In rural areas of the United States, finding accessible healthcare can be a challenge. There are economic factors, cultural and social differences, educational barriers, and distance that make rural healthcare more difficult to access and promote.
In many rural areas, there are also fewer doctors and fewer hospitals that are readily available. And in an age where there are already physician and nursing shortages, these areas are hit the hardest. In Mississippi, for example, there are just 186 physicians for every 100,000 individuals.
At the same time, rural hospitals are in trouble. Between 2010 and 2016, more than 48 rural hospitals closed, and since then, an additional 283 can potentially meet the same fate.
Technology and specifically the advent of telehealth and mobile health is helping to bridge that gap.
A 2012 report by the Institute of Medicine for the National Academies found that “telehealth drives volume, increases the quality of care, and reduces costs by reducing readmissions and unnecessary emergency department visits for rural communities.”
By utilizing telemedicine, these rural hospitals can more effectively serve their rural patients at lower costs, while at the same time helping to cut down on the time it takes for rural patients to receive care. This is especially important for rural patients who require specialized treatment.
In using telemedicine, rather than waiting for a healthcare professional to travel to a remote area or requiring a patient to travel what can amount to hundreds of miles round trip, this practice allows for remote consultations that are far more efficient than a traditional appointment.
Whether these appointments are annual checkups, to follow up on regular conditions and symptoms, or simply to ask questions of their physicians, remote consultations can drastically improve the patient experience while also ensuring that hospitals remain profitable.
“Patients also save money—and time—on transportation. Between 2012 and 2015, UPMC Northwest in Seneca, Pa., did about 2,000 telemedicine visits, saving patients about $233,000 in travel expenses,” writes Rachel Z. Arndt, a contributor at Modern Healthcare.
Remote Monitoring and Telehealth
Telehealth companies like Teladoc, American Well, MDLIVE, Doctor On Demand, and others have existed for quite some time, but recent updates in technology have made telehealth more accessible. Those technologies include:
- Healthcare apps
- Healthcare websites and portals

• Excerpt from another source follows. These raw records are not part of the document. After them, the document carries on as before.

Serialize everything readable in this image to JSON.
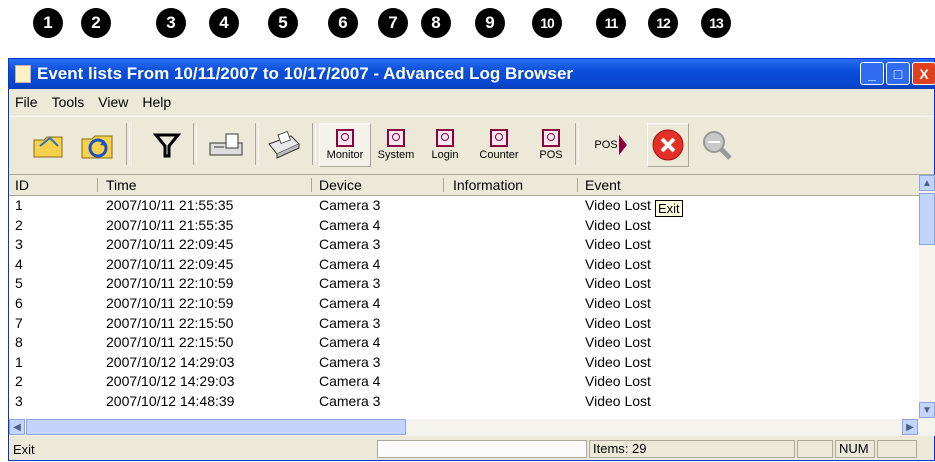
{
  "callouts": [
    "1",
    "2",
    "3",
    "4",
    "5",
    "6",
    "7",
    "8",
    "9",
    "10",
    "11",
    "12",
    "13"
  ],
  "window": {
    "title": "Event lists From 10/11/2007 to 10/17/2007 - Advanced Log Browser",
    "controls": {
      "minimize": "_",
      "maximize": "□",
      "close": "X"
    }
  },
  "menu": [
    "File",
    "Tools",
    "View",
    "Help"
  ],
  "toolbar": {
    "monitor": "Monitor",
    "system": "System",
    "login": "Login",
    "counter": "Counter",
    "pos": "POS",
    "pos_forward": "POS",
    "icons": [
      "open-folder-icon",
      "refresh-folder-icon",
      "filter-icon",
      "export-icon",
      "print-icon",
      "monitor-record-icon",
      "system-record-icon",
      "login-record-icon",
      "counter-record-icon",
      "pos-record-icon",
      "pos-arrow-icon",
      "exit-icon",
      "search-disabled-icon"
    ]
  },
  "table": {
    "columns": [
      "ID",
      "Time",
      "Device",
      "Information",
      "Event"
    ],
    "rows": [
      [
        "1",
        "2007/10/11 21:55:35",
        "Camera 3",
        "",
        "Video Lost"
      ],
      [
        "2",
        "2007/10/11 21:55:35",
        "Camera 4",
        "",
        "Video Lost"
      ],
      [
        "3",
        "2007/10/11 22:09:45",
        "Camera 3",
        "",
        "Video Lost"
      ],
      [
        "4",
        "2007/10/11 22:09:45",
        "Camera 4",
        "",
        "Video Lost"
      ],
      [
        "5",
        "2007/10/11 22:10:59",
        "Camera 3",
        "",
        "Video Lost"
      ],
      [
        "6",
        "2007/10/11 22:10:59",
        "Camera 4",
        "",
        "Video Lost"
      ],
      [
        "7",
        "2007/10/11 22:15:50",
        "Camera 3",
        "",
        "Video Lost"
      ],
      [
        "8",
        "2007/10/11 22:15:50",
        "Camera 4",
        "",
        "Video Lost"
      ],
      [
        "1",
        "2007/10/12 14:29:03",
        "Camera 3",
        "",
        "Video Lost"
      ],
      [
        "2",
        "2007/10/12 14:29:03",
        "Camera 4",
        "",
        "Video Lost"
      ],
      [
        "3",
        "2007/10/12 14:48:39",
        "Camera 3",
        "",
        "Video Lost"
      ]
    ]
  },
  "tooltip": "Exit",
  "status": {
    "message": "Exit",
    "items": "Items: 29",
    "num": "NUM"
  },
  "colors": {
    "titlebar": "#0a4fd8",
    "close": "#e03020",
    "record": "#8a0040"
  }
}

- Wearable technology
- Camera and smartphone technology
- Digital ophthalmoscopes
- Digital stethoscopes
- Digital otoscopes
- Wearable biosensors
- Other monitoring devices
This kind of technology also expands opportunities for individuals who need highly specialized care to receive treatment from the physicians most equipped to do the job.
Telemedicine helps to bridge gaps in healthcare that prevent Americans from living their best and most healthy lives, and also ensures that doctors and hospitals are receiving financial benefits. It’s one of many ways that focusing on the patient’s needs and using technology as a means of providing that care can make medicine more effective and better for both the doctor and the patient.
Technology is an aspect of medicine that is here to stay. Advancements in medical technology over the past few decades have led to medical breakthroughs that have ultimately saved millions of lives. But that’s not to say that there aren’t still challenges to overcome. By finding a balance between technology and patient-centered care, medical professionals can continue to innovate while still placing the patient and the practice first.
Image credit thanks to Pexels.